On 14 May, the Court of Justice of the European Union (CJEU) ruled in the joint cases of M v. Ministry of Interior, Czech Republic (C-391/16) and X and X v. Commissioner General for Refugees and Stateless Persons, Belgium (C-77/17 and C/78/17).

The first case, M (C-391/16), concerned an applicant of Chechen origin whose right to asylum was revoked on the grounds that he had been convicted of a serious crime and that he was a threat to national security. The second case, X (C-77/17), concerns an Ivorian national, who applied for asylum after being convicted for serious crimes, and whose application was refused due to these crimes. In the third case, X (C-78/17), the applicant was a recognised refugee whose status was revoked and his removal from the State was ordered because of the serious nature of the crimes he committed.
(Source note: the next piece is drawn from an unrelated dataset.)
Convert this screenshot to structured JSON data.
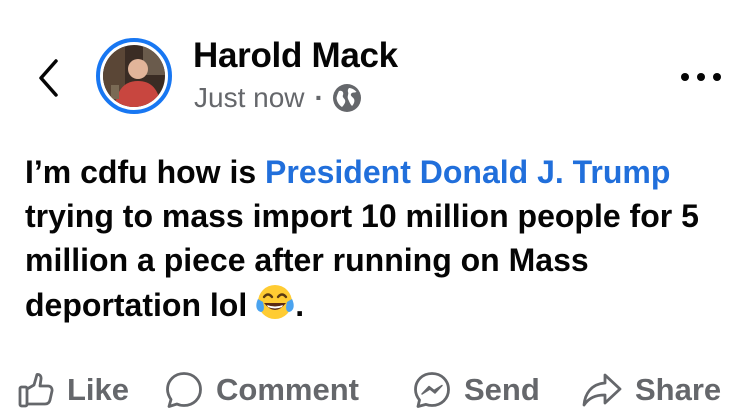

The referring courts are, in essence, seeking to ascertain whether Article 14 (4) to (6) of Directive 2011/95/EU, disregard the Geneva Convention relating to the Status of Refugeesare therefore invalid in light of Article 18 of the Charter on Fundamental Rights of the European Union (Charter) and Article 78(1) Treaty on the Functioning of the European Union (TFEU), which state that the common asylum policy must comply with that Convention.  

In its assessment of the cases, the Court recognized the need to adhere to the general principle of interpretation, under which an EU measure must be interpreted in such a way as to not to affect its validity and in conformity with primary law and, in particular, with the Charter. The Court recognised that while Directive 2011/95/EC is particular to the EU, the Directive seeks to ensure that the Geneva Convention is complied with in full. The Court reaffirmed that refugee status is declaratory, but stated that there was a difference between ‘refugee’ and ‘refugee status’. Indeed, it stated that being a ‘refugee’, as defined under Article 2(d) of the Directive and Article 1(A) of the Geneva Convention, is not dependent on the formal recognition of that fact through the granting of ‘refugee status’, as defined under Article 2 (e) of the Directive, read in conjunction with Article 13.

The Court noted that the circumstances, referred to in Article 14(4) and (5) of Directive 2011/95, in which Member States may revoke or refuse to grant refugee status, correspond, in essence, to those in which Member States may refoule a refugee under Article 21(2) of that Directive and Article 33(2) of the Geneva Convention. However, while refoulement in such circumstances is permitted under Article 33 (2) of the Geneva Convention, Article 21 (2) of the Directive must be interpreted and applied in such a way that conforms with the Charter, in particular Articles 4 and 19(2), which prohibit exposure to torture and inhuman or degrading punishment or treatment. For a situation in which the refoulement of a refugee would expose them to a risk of violating these fundamental rights, the EU Member State cannot derogate from the principle of non-refoulement. The Court recognised that EU law thus provides more extensive international protection for the refugees concerned than that guaranteed by the Convention.

The Court found that while the status of refugee can be revoked, under Article 14 (6), those persons are still entitled to a number of rights laid down in the Geneva Convention which, as highlighted in the Advocate General Opinion, confirms that they are, or continue to be, refugees for the purposes of, inter alia, Article 1(A) of that Convention, in spite of that revocation or refusal.

The Court emphasized that despite being denied the residence permit attached to refugee status under Directive 2011/95/EC, a refugee covered by one of the scenarios referred to in Article 14(4) and (5) thereof may be authorised, on another legal basis, to stay lawfully in the territory of the Member State concerned. The Court further states that in such a situation, Article 14(6) of the Directive in no way prevents that Member State from guaranteeing that the person concerned is entitled to all the rights which the Geneva Convention attaches to ‘being a refugee’, particularly provided for in Articles 3, 4, 13, 16, 20, 22, 25, 27, 29 and 31 – 33 of the Convention.

The Court, therefore, concluded that the examination of Article 14(4) to (6) of Directive 2011/95 has not revealed any factor capable of affecting its validity.